- Opening, closing, and navigating presentations
- Adding and removing slides
- Printing presentations
- Designing and editing themes
- Applying effects to themes
- Working with text
- Proofing content
- Inserting photos and graphics
- Editing and formatting tables and charts
- Animating presentations
- Viewing and sharing presentations
Skill Level Beginner
Q: Despite following the directions in the “Creating PowerPoint movies” video, the movie of the PowerPoint presentation is very pixelated. Additionally, it does not contain any of the animations. What could be causing this problem?
A: There are some issues with saving a PowerPoint presentation to a movie. For one, animation effects will not appear in your QuickTime movie, nor will sounds associated with animation effects. If you must have animation effects and sounds in your movie, check out Snapz Pro X from Ambrosia Software, Inc., which can record your slideshow as you present it on-screen, with all its animation effects and sounds. Then you can save the recording as a QuickTime movie. Pixelation won't be an issue using Snapz Pro either, as you can set the recording to a higher resolution to match the full-screen version of your slideshow.
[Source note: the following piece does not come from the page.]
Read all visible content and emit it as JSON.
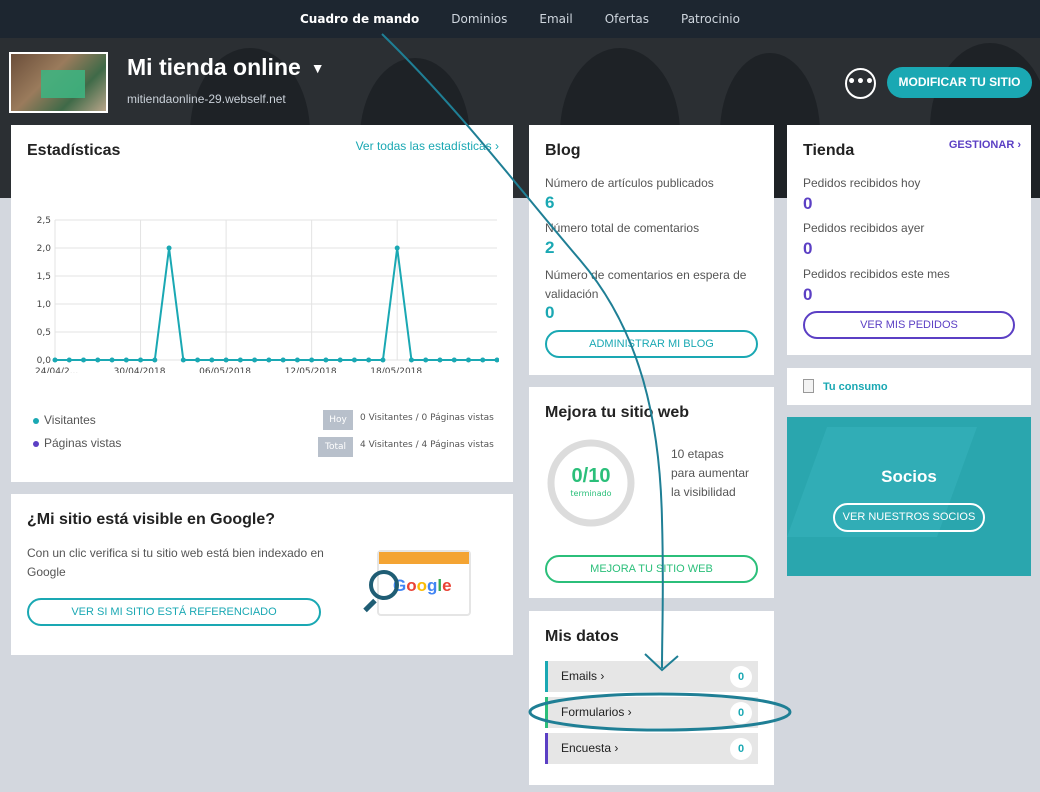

Unfortunately, this issue has not been rectified in PowerPoint 2011 either. So, for the time being, this try this workaround.